Flooding Over, Long Cleanup Awaits Pennsylvanians
BLOOMSBURG, Pa. (AP) – Two blocks one way and Helena Fisher’s white shingled house might have been spared.
Yet amid the ruins of the first floor of her two-story home, Fisher realizes something: If her house sat twoplus blocks in the other direction, the damage could have been even worse.
Pennsylvanians like Fisher bounce between reliving last week’s record flooding of the Susquehanna River and its tributaries; marveling at random acts of kindness from strangers; and wondering about an uncertain future. The flooding triggered by rain from the remnants of Tropical Storm Lee left behind a massive, long-term cleanup job and a stew of emotions for thousands.
“I’ve lost virtually everything on the first floor. So that’s difficult,’’ Fisher, an educator who turns 56 next month, said one morning last week, as a stack of soaked record albums sat on the curb with a pile of other trash. What she’ll miss most is the antique furniture handed down from her mother, like a camelback sofa and cane-bottomed chairs.
“But so many people are so bad off,’’ she said. “It’s terrible as I drive around. You see people losing everything.
“That’s the only thing that keeps me going. When I want to cry, I have to think of that.’’
Bloomsburg floods roughly every five years – though 2011 may be the new benchmark, surpassing the catastrophic aftermath of Hurricane Agnes 40 years ago.
“The water came up so fast, moving between the houses so quick, it created sinkholes in yards and upended fuel tanks in basements,’’ said Bloomsburg Second Assistant Fire Chief Scott McBride. “It was a mess. It was crazy.’’
At least 2,000 homes or businesses in Pennsylvania were destroyed or heavily damaged, according to early estimates from emergency management officials.
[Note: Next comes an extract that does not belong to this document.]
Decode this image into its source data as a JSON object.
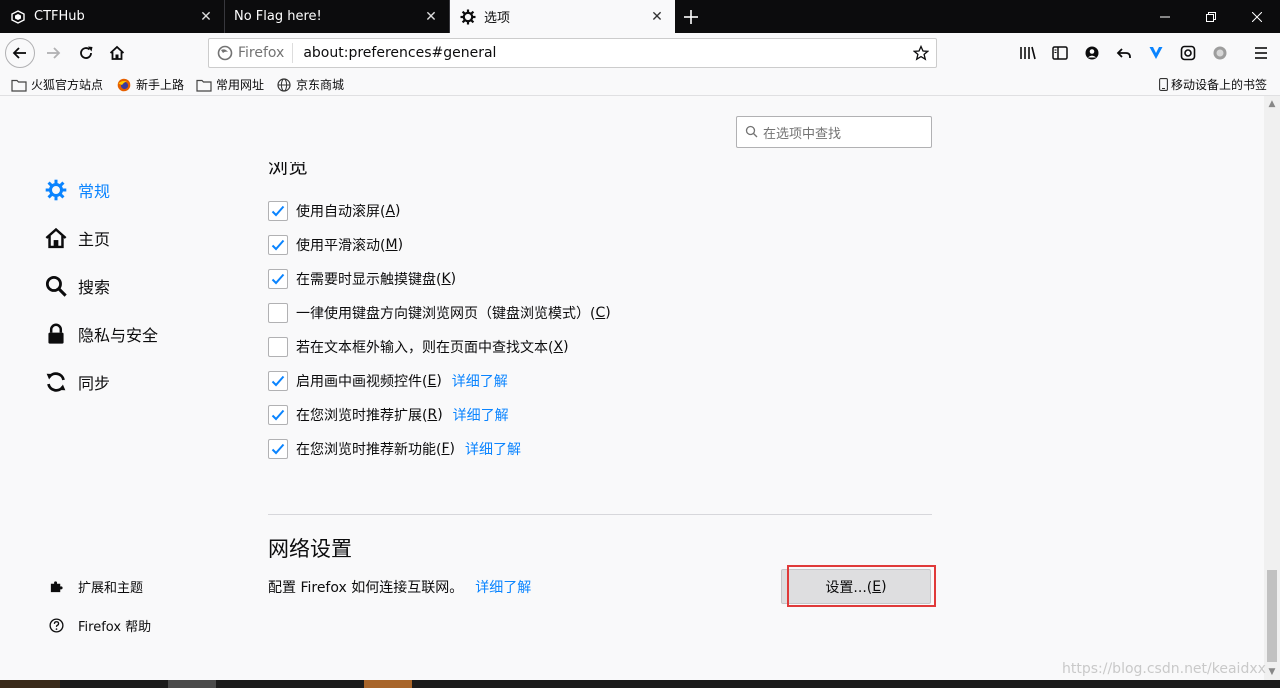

“FEMA. We need your help,’’ read a sign written in blue marker on plywood posted on a lamppost two blocks from the fire station. Down the street was a scene common in town: piles of rusted appliances, soggy woodwork and other debris stacked in front of each home.
The situation in town returned to “just above stable,’’ First Assistant Fire Chief John Mahon said this week. There were no major injuries, he said.
Yet for every tale of destruction or near-miss, there seemed to be a story of hope or act of kindness.
With school out, children wheeled red wagons down the street offering free bottles of water to homeowners clearing out debris. Church parking lots turned into places to gather for comfort and a free meal.
Members of St. John’s Lutheran Church fired up the grill early one morning cooking hot dogs for weary residents or volunteers who arrived ready to work. For days, Bloomsburg University football players donned boots and rubber gloves to haul debris out of homes or businesses.
“If you can look at a bright side, it’s to see the community coming together. We’ve met neighbors that we didn’t know,’’ said Merrill Smith, the wife of the pastor.
Broken- down washers and dryers needed moved, as did waterlogged couches and wall insulation. A big project one morning was the removal of large freezers and the twisted, mangled remains of metal shelving from the corner market.
“Have you guys eaten yet?’’ one community organizer asked the players barely a minute after they walked off the bus before getting to work. The players politely declined.
The cleanup made the players’ own hardships pale in comparison. Like the rest of town, the water was turned off at the university, so athletes didn’t have a place to shower after morning cleanup duty and afternoon practices. But a golf club the next town over offered the players use of their locker rooms.
“ You thought it was Christmas morning when they went in and took a shower,’’ Bloomsburg assistant coach Chet Henicle said.
There were similar stories about 50 miles to the northwest in Lycoming County, where the Loyalsock Creek swept over its banks.
With phone service out in the region, the Plunketts Creek Fire Hall in Williamsport became a hub to make calls or pick up food. Unaffected residents dropped off donated clothing.
In Montoursville, Paula Fenstermacher stopped by a newly opened FEMA Disaster Recovery Center for her parents. The ranch home along the creek they had lived in for 42 years was inundated with 5 feet of water, damaging nearly everything inside.
A church offered cleaning supplies, food and gift certificates to Walmart. Friends took eight boxes of dishes to wash and sterilize.
“Keep us in your prayers is a big, big thing,’’ Fenstermacher said when asked what more people could do to help.
Fenstermacher stayed with her parents during the storm, and they retreated to a garage on higher ground when the house flooded. Now her parents are staying at Fenstermacher’s home in Montgomery.
“We’ve seen it firsthand,’’ she said. “I don’t ever want to go through it again.’’
Back in Bloomsburg, Fisher, too, has been overwhelmed by the good deeds. She was near tears when she described how a group of strangers formed a line to haul debris to the curb, or conduct triage on items that could be saved.
“That’s been the biggest blessing,’’ she said. “To have somebody come in and help who is not personally affected by it is wonderful.’’